# TASK REQUIREMENTS:
Please print exactly the lines running from the one that contains "Output a JSON" to the end of the data, with both lines included.

# Data extracted from a collection:
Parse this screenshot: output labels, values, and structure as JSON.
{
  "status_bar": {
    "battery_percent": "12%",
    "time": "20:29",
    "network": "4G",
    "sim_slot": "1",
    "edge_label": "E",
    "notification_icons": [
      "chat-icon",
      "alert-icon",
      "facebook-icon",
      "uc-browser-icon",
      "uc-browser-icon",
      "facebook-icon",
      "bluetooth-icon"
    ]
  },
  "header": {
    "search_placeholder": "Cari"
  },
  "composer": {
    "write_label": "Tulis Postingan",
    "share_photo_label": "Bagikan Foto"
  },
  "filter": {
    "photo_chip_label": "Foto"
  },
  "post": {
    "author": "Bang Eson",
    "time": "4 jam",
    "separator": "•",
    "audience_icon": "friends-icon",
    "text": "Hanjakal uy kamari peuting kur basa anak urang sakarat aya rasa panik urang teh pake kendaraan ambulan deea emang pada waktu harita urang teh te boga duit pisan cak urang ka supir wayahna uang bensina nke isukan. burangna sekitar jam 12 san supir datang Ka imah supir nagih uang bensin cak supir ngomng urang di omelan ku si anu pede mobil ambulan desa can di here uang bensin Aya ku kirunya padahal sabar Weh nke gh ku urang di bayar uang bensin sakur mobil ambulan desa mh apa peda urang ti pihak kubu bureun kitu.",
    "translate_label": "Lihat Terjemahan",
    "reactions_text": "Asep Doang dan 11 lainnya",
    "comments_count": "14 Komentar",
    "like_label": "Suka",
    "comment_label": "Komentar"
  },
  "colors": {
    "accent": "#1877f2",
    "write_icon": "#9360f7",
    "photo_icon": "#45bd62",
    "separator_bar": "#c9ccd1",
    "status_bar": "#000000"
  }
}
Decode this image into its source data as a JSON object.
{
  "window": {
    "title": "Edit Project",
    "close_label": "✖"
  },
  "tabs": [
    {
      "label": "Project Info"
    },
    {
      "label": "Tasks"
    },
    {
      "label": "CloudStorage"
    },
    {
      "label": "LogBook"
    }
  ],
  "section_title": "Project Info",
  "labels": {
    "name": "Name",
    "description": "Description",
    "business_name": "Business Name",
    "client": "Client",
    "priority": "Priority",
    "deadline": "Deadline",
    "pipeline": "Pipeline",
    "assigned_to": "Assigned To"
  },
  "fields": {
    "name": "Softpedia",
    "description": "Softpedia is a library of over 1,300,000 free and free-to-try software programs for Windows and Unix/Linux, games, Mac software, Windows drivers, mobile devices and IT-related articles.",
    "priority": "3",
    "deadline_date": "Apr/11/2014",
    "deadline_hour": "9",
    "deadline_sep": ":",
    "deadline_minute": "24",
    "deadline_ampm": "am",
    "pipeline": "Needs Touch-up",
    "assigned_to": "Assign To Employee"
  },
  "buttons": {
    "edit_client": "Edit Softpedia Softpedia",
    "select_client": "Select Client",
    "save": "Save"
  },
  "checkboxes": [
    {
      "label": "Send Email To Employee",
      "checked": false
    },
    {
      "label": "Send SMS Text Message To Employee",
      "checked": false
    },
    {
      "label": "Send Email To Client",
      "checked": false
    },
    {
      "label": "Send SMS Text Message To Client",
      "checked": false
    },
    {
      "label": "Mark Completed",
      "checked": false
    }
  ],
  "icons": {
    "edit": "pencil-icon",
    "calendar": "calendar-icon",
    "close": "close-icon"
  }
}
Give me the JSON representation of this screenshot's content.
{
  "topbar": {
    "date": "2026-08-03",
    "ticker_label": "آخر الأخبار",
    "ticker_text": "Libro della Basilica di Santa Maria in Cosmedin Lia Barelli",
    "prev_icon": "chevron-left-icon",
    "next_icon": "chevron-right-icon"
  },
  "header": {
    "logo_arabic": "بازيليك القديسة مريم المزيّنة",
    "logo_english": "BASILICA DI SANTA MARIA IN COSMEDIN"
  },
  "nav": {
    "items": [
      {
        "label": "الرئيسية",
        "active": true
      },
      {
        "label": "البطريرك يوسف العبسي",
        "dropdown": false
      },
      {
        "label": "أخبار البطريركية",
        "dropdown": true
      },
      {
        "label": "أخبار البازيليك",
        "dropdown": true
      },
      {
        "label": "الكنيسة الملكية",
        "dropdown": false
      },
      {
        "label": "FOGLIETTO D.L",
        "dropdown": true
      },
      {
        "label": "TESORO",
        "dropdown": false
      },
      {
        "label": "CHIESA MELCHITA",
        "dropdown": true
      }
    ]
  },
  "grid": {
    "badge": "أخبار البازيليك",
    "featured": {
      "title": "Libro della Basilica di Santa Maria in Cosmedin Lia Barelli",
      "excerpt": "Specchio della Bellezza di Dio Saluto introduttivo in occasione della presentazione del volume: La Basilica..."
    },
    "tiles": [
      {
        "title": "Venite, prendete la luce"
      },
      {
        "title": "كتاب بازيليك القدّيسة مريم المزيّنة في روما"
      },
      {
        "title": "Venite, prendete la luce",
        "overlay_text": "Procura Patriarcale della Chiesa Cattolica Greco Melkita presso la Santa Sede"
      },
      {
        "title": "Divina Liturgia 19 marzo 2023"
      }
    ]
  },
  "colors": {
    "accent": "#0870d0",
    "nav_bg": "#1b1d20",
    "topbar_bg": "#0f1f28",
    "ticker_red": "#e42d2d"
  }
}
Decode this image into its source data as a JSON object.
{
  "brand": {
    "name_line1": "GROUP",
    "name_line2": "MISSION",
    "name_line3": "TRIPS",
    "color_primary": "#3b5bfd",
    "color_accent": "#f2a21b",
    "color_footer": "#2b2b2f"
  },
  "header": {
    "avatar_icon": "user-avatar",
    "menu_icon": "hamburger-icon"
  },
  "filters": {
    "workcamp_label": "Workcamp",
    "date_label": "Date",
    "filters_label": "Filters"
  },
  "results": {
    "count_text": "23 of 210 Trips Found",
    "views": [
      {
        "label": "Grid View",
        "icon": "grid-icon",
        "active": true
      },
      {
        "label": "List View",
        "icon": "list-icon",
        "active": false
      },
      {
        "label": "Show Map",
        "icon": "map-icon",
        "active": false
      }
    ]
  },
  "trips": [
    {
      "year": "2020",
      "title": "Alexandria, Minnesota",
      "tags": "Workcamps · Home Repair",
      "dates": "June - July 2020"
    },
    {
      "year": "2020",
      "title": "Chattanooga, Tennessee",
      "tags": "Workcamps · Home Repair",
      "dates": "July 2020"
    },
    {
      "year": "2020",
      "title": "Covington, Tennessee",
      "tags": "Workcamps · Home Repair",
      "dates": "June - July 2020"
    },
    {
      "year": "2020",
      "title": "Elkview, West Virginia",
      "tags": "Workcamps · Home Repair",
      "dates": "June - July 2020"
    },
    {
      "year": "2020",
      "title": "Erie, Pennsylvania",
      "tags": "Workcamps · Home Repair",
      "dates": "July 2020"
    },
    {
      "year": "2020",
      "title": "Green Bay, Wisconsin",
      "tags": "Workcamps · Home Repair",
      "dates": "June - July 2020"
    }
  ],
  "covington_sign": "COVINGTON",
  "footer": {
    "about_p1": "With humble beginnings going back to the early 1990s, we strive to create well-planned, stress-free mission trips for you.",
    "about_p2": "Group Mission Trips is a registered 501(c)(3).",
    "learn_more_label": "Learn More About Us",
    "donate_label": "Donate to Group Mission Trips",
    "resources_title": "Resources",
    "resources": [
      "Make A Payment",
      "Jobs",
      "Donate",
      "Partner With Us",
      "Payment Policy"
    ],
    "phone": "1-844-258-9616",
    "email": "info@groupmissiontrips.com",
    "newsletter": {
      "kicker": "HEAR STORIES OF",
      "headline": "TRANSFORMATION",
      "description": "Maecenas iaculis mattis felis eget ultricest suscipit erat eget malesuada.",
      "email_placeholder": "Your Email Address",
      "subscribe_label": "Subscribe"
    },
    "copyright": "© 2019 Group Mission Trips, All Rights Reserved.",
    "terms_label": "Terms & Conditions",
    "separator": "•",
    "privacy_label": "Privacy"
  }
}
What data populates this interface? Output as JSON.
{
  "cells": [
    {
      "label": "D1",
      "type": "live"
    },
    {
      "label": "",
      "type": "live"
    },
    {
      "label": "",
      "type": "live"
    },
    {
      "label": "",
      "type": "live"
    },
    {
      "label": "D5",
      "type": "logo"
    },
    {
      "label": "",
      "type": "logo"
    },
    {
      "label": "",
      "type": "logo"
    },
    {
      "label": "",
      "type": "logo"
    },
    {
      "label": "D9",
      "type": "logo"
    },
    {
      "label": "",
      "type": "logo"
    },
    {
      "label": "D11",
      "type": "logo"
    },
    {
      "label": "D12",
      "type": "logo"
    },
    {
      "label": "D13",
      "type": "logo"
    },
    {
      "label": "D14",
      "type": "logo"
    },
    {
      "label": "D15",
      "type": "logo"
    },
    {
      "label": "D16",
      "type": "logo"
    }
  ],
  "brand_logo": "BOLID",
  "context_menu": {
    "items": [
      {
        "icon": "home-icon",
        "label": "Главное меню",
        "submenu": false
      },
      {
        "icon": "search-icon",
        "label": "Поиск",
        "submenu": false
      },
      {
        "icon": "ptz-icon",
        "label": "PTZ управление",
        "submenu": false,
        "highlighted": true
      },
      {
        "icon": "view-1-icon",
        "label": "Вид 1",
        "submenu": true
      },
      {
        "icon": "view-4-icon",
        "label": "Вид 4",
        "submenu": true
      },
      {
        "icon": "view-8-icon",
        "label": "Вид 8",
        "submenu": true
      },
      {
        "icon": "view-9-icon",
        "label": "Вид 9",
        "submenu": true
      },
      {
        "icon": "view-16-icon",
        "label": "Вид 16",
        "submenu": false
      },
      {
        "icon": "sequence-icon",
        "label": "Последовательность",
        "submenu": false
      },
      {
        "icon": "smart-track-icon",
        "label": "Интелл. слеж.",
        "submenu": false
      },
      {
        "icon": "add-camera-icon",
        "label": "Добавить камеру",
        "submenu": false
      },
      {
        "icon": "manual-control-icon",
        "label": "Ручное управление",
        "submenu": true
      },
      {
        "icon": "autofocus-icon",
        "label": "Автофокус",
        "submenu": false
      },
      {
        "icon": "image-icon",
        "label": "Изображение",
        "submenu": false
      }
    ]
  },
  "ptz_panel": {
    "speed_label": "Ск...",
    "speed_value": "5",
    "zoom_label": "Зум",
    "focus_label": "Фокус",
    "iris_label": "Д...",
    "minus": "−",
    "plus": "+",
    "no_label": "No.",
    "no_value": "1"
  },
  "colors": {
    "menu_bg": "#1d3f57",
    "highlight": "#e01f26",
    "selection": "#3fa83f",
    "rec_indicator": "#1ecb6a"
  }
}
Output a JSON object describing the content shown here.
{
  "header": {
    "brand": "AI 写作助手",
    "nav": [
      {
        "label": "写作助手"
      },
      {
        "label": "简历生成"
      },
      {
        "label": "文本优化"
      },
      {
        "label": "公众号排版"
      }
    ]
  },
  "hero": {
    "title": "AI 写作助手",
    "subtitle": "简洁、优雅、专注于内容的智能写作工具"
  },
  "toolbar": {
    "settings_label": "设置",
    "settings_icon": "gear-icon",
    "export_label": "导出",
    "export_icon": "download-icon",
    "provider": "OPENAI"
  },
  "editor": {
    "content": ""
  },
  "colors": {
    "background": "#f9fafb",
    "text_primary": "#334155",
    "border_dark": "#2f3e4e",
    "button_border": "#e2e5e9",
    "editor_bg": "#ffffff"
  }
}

# COMPLETED EXERCISE:
Output a JSON object describing the content shown here.
{
  "header": {
    "brand": "AI 写作助手",
    "nav": [
      {
        "label": "写作助手"
      },
      {
        "label": "简历生成"
      },
      {
        "label": "文本优化"
      },
      {
        "label": "公众号排版"
      }
    ]
  },
  "hero": {
    "title": "AI 写作助手",
    "subtitle": "简洁、优雅、专注于内容的智能写作工具"
  },
  "toolbar": {
    "settings_label": "设置",
    "settings_icon": "gear-icon",
    "export_label": "导出",
    "export_icon": "download-icon",
    "provider": "OPENAI"
  },
  "editor": {
    "content": ""
  },
  "colors": {
    "background": "#f9fafb",
    "text_primary": "#334155",
    "border_dark": "#2f3e4e",
    "button_border": "#e2e5e9",
    "editor_bg": "#ffffff"
  }
}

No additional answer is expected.